YOUR OBJECTIVE:
Your answer should be a single number, the count of lines in the material with the string "data".

____ AVAILABLE RECORDS

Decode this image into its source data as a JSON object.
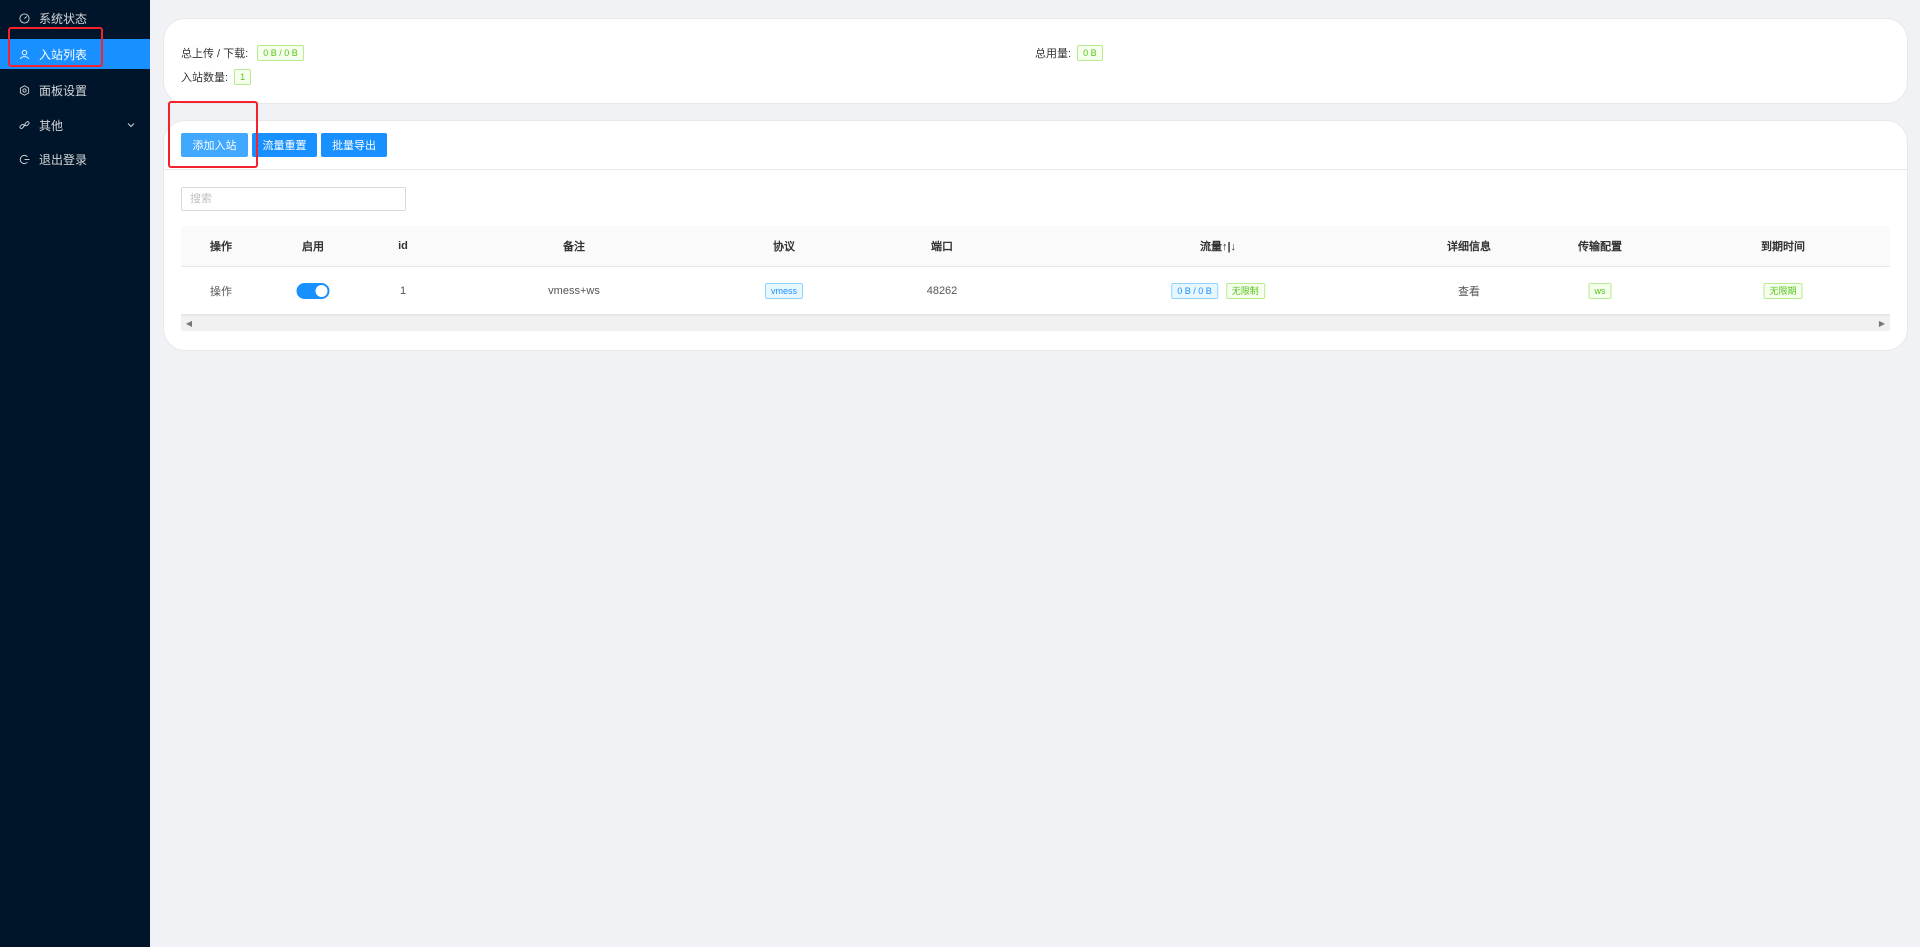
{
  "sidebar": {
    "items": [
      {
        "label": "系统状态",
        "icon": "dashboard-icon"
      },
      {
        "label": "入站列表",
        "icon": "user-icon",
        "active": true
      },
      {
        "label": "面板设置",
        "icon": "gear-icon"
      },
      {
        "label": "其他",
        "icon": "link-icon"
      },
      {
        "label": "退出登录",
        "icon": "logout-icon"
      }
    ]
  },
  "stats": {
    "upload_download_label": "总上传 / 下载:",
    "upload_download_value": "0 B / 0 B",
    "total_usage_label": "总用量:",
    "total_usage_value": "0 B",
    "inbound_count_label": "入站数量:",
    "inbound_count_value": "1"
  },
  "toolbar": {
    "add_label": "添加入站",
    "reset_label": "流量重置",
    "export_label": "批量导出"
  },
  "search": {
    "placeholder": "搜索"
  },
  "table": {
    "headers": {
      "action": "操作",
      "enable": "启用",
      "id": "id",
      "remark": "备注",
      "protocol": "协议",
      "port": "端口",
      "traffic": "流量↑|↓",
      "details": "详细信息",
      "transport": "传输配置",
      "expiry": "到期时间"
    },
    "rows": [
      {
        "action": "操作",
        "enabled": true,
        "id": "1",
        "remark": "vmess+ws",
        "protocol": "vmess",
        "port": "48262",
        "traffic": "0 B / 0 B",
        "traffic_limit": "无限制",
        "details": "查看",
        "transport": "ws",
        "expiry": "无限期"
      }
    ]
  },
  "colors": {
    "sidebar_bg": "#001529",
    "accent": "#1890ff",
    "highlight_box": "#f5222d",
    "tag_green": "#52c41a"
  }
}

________
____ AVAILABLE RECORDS

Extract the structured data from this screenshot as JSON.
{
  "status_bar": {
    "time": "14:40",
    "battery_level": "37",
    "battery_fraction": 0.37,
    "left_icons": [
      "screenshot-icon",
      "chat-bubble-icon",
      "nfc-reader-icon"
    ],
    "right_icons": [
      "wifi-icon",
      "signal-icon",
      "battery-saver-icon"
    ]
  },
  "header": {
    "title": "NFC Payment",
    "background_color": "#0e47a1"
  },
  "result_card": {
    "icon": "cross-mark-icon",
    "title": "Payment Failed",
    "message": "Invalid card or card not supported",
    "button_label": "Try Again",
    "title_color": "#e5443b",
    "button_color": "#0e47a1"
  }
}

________
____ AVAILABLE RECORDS

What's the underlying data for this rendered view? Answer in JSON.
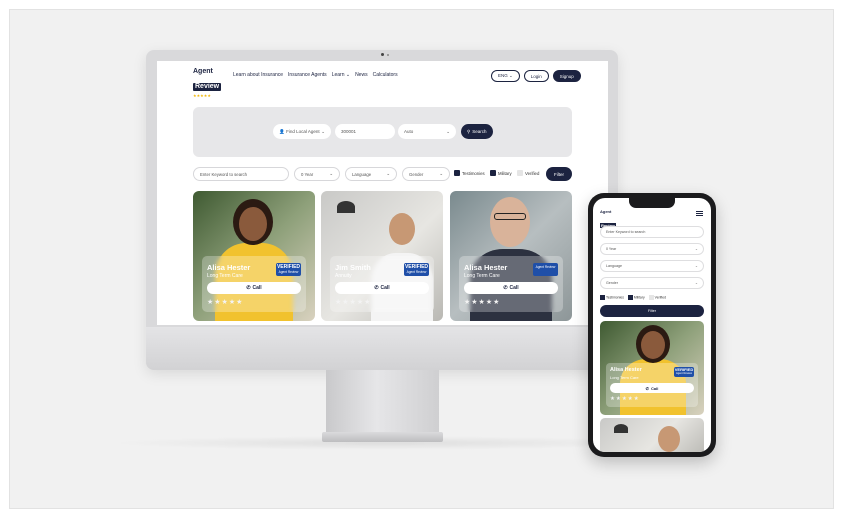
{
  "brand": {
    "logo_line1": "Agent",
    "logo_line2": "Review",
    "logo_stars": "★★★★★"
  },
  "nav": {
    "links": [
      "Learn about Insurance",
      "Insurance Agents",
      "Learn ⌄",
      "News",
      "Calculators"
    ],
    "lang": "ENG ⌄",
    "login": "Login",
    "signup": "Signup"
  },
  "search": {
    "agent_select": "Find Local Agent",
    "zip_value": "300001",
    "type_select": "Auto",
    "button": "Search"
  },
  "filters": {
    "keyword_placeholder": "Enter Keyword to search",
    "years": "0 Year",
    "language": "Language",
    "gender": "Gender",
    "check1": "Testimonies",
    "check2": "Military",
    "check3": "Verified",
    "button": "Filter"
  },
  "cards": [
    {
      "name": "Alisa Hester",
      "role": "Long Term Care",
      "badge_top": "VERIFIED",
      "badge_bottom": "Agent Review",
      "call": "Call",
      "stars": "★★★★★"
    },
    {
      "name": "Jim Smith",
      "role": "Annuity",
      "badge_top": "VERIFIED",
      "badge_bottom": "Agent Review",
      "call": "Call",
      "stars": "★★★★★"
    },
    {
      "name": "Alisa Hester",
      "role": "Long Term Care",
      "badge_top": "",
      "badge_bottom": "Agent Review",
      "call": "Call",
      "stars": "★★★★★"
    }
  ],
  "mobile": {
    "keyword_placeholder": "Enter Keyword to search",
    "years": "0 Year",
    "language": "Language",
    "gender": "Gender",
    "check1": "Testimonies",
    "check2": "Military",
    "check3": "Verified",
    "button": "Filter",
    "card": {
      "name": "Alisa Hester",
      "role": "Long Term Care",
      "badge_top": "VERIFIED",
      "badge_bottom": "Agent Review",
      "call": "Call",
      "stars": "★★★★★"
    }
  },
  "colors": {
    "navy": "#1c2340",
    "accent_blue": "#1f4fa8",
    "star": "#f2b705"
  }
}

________

OUTPUT OF THE TASK:
3